Finally, if the player character dies due to the bad stuff that happens because of failing an encounter, then that player must discard all of their stuff, retaining only their Race, Class and Level. On their next turn, they will return to the game from the point they left off, drawing four cards from each deck to replace the cards they previously discarded. Play then continues as normal.
Munchkin Deluxe comes complete with a simple game board. It depicts rooms one through 10 as well as spaces for both decks of cards and their appropriate discard piles. The board is sturdy and just as durable as any other simple game board. In addition to the board, the game comes with:
- 12 player tokens. One male and one female character for each colour printed on cardboard.
- 12 stands to support the tokens.
- 95 door cards.
- 73 treasure cards.
- A custom six-sided die featuring the Munchkin logo in place of the one.
All components are of a high quality and the cards both feel and look very nice. The rules are also printed on high quality glossy paper.
Munchkin Deluxe has high replay value as every game can turn out differently depending on who is playing and what cards are drawn. Despite the very simple concept of gaining levels by defeating monster, no two games of Munchkin are ever the same. With so many potential combinations of Races and Classes the game is a lot of fun and offers something new every time you play.
With that said, some elements of the game can become somewhat predictable after multiple play-throughs. This includes becoming familiar with certain Monsters that you have fought against before. However, the level of unpredictability caused by other players having an impact on the outcome of certain encounters negates this familiarity somewhat as one meeting with a Monster can be very different to another; it all depends on the players around the table.
Interaction and Engagement
The social elements of Munchkin Deluxe make the game a very interactive experience between players. The ability to assist your friend in defeating a monster, only to stab them in the back on the very next turn to stop them from winning is what makes this such a fun and interactive game to play; every play through of the game can heed different results regardless of how much planning goes into your strategy.

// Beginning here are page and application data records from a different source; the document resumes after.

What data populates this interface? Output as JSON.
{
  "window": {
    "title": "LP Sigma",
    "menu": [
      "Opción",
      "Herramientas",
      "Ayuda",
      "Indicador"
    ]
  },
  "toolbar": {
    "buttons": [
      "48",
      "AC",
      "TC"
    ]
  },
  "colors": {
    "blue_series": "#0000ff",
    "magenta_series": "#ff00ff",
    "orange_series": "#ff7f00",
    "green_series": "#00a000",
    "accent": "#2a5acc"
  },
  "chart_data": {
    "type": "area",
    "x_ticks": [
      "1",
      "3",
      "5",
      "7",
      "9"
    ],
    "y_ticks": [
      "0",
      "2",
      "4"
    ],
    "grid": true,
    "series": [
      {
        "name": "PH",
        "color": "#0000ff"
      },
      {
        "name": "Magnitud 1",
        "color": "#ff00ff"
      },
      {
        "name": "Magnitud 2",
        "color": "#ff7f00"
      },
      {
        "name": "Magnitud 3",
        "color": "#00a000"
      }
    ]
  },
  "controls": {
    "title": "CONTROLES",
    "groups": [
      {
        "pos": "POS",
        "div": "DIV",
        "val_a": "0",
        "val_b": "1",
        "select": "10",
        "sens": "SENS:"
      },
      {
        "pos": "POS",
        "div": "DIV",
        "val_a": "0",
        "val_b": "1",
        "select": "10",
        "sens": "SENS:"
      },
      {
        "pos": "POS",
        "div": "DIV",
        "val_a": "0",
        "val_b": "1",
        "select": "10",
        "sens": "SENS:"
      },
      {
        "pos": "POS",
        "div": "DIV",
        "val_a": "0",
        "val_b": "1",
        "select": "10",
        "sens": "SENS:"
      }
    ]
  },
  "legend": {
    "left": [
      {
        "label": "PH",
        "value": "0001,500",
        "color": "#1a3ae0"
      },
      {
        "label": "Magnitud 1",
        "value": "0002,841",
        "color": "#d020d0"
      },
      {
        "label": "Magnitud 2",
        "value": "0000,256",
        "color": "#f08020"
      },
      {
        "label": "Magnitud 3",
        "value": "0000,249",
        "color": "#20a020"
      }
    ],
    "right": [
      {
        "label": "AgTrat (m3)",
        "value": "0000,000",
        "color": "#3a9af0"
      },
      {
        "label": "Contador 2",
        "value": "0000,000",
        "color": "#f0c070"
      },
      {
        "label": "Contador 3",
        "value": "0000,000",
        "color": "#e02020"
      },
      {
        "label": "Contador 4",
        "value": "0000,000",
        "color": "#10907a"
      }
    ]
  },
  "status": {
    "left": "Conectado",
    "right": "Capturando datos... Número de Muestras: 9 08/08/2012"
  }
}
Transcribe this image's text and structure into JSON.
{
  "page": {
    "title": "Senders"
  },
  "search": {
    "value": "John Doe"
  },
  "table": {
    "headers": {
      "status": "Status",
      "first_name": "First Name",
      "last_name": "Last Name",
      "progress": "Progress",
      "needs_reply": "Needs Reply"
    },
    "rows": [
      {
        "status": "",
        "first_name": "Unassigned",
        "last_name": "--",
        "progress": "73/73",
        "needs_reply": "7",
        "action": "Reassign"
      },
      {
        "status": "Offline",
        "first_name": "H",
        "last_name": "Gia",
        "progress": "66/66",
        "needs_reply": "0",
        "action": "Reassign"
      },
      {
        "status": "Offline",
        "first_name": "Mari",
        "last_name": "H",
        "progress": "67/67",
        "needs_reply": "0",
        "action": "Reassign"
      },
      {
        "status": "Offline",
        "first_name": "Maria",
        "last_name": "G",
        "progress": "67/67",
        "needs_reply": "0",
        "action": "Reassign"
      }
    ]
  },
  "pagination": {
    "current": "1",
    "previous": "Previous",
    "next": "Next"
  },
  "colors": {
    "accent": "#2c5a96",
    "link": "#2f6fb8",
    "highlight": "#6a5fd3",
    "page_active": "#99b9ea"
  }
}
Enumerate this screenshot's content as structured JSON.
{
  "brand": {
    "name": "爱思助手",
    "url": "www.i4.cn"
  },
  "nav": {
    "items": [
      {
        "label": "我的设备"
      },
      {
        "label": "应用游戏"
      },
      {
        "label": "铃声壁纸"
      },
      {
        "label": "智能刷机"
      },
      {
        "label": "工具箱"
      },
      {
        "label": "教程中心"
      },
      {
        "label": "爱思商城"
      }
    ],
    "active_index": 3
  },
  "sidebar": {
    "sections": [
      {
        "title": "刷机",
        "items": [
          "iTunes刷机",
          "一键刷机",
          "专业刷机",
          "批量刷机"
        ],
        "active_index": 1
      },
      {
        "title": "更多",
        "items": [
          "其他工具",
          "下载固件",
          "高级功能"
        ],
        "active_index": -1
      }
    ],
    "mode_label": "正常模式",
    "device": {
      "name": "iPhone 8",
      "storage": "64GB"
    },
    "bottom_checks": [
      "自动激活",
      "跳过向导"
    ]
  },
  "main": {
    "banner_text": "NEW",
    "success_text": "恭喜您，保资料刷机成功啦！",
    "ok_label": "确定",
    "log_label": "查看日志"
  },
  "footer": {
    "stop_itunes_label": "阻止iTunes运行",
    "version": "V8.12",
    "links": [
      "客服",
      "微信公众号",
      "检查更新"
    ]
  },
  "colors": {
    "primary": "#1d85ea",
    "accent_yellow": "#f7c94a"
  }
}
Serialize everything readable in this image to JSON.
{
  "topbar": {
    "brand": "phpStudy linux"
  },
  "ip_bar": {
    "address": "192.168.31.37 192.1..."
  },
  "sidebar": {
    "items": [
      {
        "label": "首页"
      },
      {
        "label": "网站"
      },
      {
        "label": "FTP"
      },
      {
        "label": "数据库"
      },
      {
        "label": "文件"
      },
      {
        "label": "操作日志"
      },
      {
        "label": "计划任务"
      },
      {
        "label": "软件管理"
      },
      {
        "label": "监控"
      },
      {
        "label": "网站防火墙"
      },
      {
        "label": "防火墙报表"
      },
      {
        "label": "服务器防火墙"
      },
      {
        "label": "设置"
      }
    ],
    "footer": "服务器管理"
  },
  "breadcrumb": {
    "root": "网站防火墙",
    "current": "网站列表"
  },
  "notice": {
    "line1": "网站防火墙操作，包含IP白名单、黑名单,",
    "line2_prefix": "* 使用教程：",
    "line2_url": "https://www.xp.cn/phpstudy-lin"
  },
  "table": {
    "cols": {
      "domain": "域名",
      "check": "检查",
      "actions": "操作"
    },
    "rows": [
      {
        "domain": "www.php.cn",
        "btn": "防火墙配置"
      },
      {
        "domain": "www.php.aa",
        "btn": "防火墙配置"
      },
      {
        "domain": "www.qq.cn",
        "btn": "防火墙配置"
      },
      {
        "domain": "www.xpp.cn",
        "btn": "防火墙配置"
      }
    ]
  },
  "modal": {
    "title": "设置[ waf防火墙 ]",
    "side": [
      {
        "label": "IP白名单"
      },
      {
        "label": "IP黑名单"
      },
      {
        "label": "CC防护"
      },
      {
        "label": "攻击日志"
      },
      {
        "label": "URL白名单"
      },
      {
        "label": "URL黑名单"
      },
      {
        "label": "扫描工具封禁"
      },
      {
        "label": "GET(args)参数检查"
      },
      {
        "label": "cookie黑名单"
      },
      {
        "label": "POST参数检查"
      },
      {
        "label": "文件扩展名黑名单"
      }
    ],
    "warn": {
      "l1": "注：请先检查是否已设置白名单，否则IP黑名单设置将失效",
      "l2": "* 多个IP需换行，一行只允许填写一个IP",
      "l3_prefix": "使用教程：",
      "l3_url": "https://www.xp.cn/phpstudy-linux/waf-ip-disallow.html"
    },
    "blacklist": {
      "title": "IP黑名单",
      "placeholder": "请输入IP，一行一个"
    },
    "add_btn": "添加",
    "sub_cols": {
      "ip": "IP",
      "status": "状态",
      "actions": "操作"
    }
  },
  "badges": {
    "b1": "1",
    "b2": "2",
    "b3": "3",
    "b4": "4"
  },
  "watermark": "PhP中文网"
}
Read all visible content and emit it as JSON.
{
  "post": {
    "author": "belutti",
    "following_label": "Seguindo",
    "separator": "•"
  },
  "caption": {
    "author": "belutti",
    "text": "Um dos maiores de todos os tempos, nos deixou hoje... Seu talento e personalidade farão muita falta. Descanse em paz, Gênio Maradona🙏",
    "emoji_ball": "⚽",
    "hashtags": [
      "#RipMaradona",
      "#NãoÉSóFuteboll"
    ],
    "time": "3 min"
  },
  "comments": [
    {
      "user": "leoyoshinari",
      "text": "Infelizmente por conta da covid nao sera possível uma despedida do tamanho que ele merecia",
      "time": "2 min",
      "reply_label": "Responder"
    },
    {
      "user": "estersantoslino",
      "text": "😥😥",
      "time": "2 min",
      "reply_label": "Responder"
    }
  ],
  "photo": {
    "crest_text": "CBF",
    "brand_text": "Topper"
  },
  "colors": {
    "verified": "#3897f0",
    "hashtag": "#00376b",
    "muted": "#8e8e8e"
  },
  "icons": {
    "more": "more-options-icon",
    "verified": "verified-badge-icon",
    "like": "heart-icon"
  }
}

The whacky nature and comedic elements of the game, coupled with the simplicity of its core mechanics, makes Munchkin Deluxe a very engaging experience for the player. It is easy to pick up quickly, and the relaxed explanations of the rules in the rulebook make it a lot less of a daunting task to new players. The simplistic art style is consistent and appealing to look at, giving the game a welcoming first impression to newcomers.
Final Thoughts on Munchkin Deluxe
Overall, Munchkin Deluxe is a fun, co-operative and competitive gaming experience that can provide plenty of enjoyment for players. It has a very simplistic art style that compliments the premise of the game. It takes inspiration from pop culture in its use of comedic illustrations and gameplay elements. For example, Monsters such as the Shrieking Geek and Items like the Boots of Butt-Kicking.
Personally, I’ve found it to be most enjoyable when played with a group of good friends who have no problem seeing the funny side to the game, and revelling in the competitive side of things. It’s definitely a great game for social gathering if you’re looking for something fun and relatively simple to enjoy.